**What you should do:** Return the whole listing unchanged. Drop the images.

**Stored data:**
◇ ◇ ◇ ◇ ◇ ◇ ◇

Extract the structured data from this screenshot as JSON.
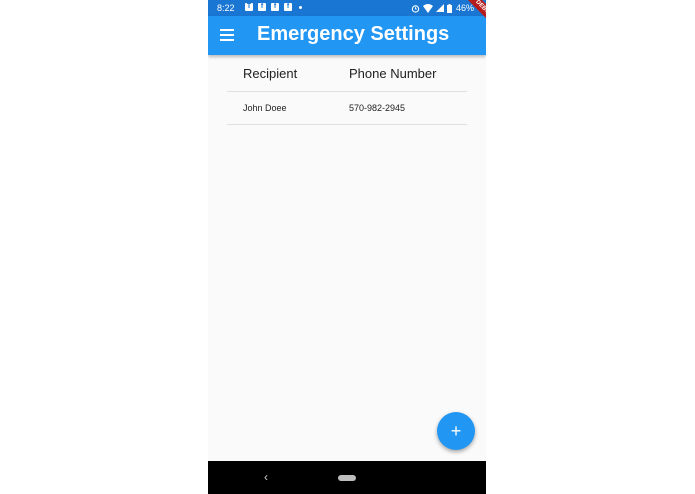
{
  "status_bar": {
    "time": "8:22",
    "notification_icons": [
      "T",
      "f",
      "f",
      "f"
    ],
    "battery": "46%"
  },
  "app_bar": {
    "title": "Emergency Settings",
    "debug_banner": "DEBUG",
    "color": "#2196f3"
  },
  "table": {
    "headers": [
      "Recipient",
      "Phone Number"
    ],
    "rows": [
      {
        "recipient": "John Doee",
        "phone": "570-982-2945"
      }
    ]
  },
  "fab": {
    "icon": "add-icon",
    "label": "+"
  },
  "nav_bar": {
    "back": "‹"
  }
}
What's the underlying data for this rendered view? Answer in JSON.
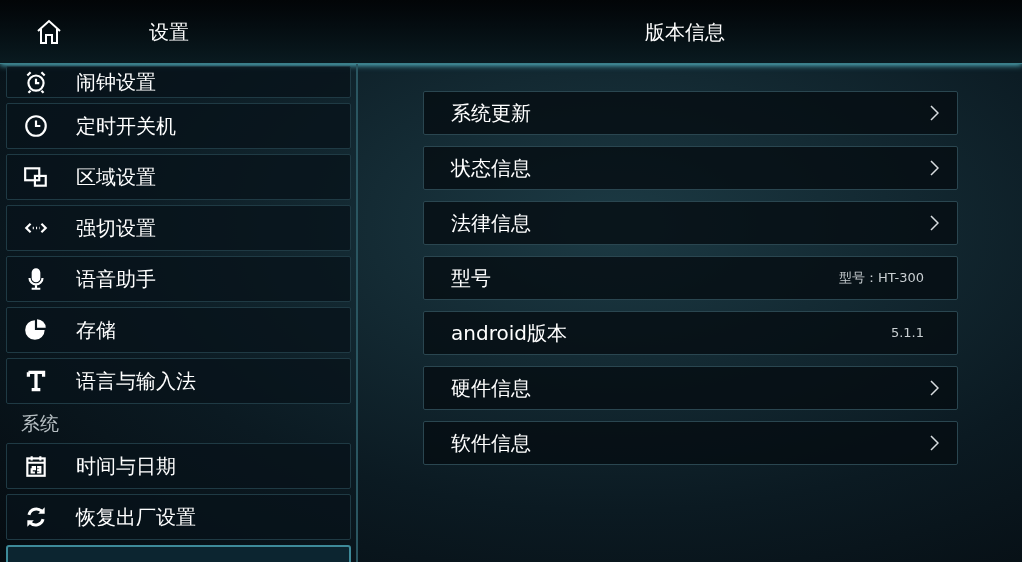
{
  "header": {
    "title": "设置",
    "page_title": "版本信息"
  },
  "sidebar": {
    "items": [
      {
        "kind": "item",
        "label": "闹钟设置"
      },
      {
        "kind": "item",
        "label": "定时开关机"
      },
      {
        "kind": "item",
        "label": "区域设置"
      },
      {
        "kind": "item",
        "label": "强切设置"
      },
      {
        "kind": "item",
        "label": "语音助手"
      },
      {
        "kind": "item",
        "label": "存储"
      },
      {
        "kind": "item",
        "label": "语言与输入法"
      },
      {
        "kind": "section",
        "label": "系统"
      },
      {
        "kind": "item",
        "label": "时间与日期"
      },
      {
        "kind": "item",
        "label": "恢复出厂设置"
      }
    ]
  },
  "rows": [
    {
      "kind": "link",
      "label": "系统更新"
    },
    {
      "kind": "link",
      "label": "状态信息"
    },
    {
      "kind": "link",
      "label": "法律信息"
    },
    {
      "kind": "value",
      "label": "型号",
      "value": "型号：HT-300"
    },
    {
      "kind": "value",
      "label": "android版本",
      "value": "5.1.1"
    },
    {
      "kind": "link",
      "label": "硬件信息"
    },
    {
      "kind": "link",
      "label": "软件信息"
    }
  ]
}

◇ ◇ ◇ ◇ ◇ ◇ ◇

**Task solution:**
Extract the structured data from this screenshot as JSON.
{
  "status_bar": {
    "time": "8:22",
    "notification_icons": [
      "T",
      "f",
      "f",
      "f"
    ],
    "battery": "46%"
  },
  "app_bar": {
    "title": "Emergency Settings",
    "debug_banner": "DEBUG",
    "color": "#2196f3"
  },
  "table": {
    "headers": [
      "Recipient",
      "Phone Number"
    ],
    "rows": [
      {
        "recipient": "John Doee",
        "phone": "570-982-2945"
      }
    ]
  },
  "fab": {
    "icon": "add-icon",
    "label": "+"
  },
  "nav_bar": {
    "back": "‹"
  }
}
What's the underlying data for this rendered view? Answer in JSON.
{
  "header": {
    "title": "设置",
    "page_title": "版本信息"
  },
  "sidebar": {
    "items": [
      {
        "kind": "item",
        "label": "闹钟设置"
      },
      {
        "kind": "item",
        "label": "定时开关机"
      },
      {
        "kind": "item",
        "label": "区域设置"
      },
      {
        "kind": "item",
        "label": "强切设置"
      },
      {
        "kind": "item",
        "label": "语音助手"
      },
      {
        "kind": "item",
        "label": "存储"
      },
      {
        "kind": "item",
        "label": "语言与输入法"
      },
      {
        "kind": "section",
        "label": "系统"
      },
      {
        "kind": "item",
        "label": "时间与日期"
      },
      {
        "kind": "item",
        "label": "恢复出厂设置"
      }
    ]
  },
  "rows": [
    {
      "kind": "link",
      "label": "系统更新"
    },
    {
      "kind": "link",
      "label": "状态信息"
    },
    {
      "kind": "link",
      "label": "法律信息"
    },
    {
      "kind": "value",
      "label": "型号",
      "value": "型号：HT-300"
    },
    {
      "kind": "value",
      "label": "android版本",
      "value": "5.1.1"
    },
    {
      "kind": "link",
      "label": "硬件信息"
    },
    {
      "kind": "link",
      "label": "软件信息"
    }
  ]
}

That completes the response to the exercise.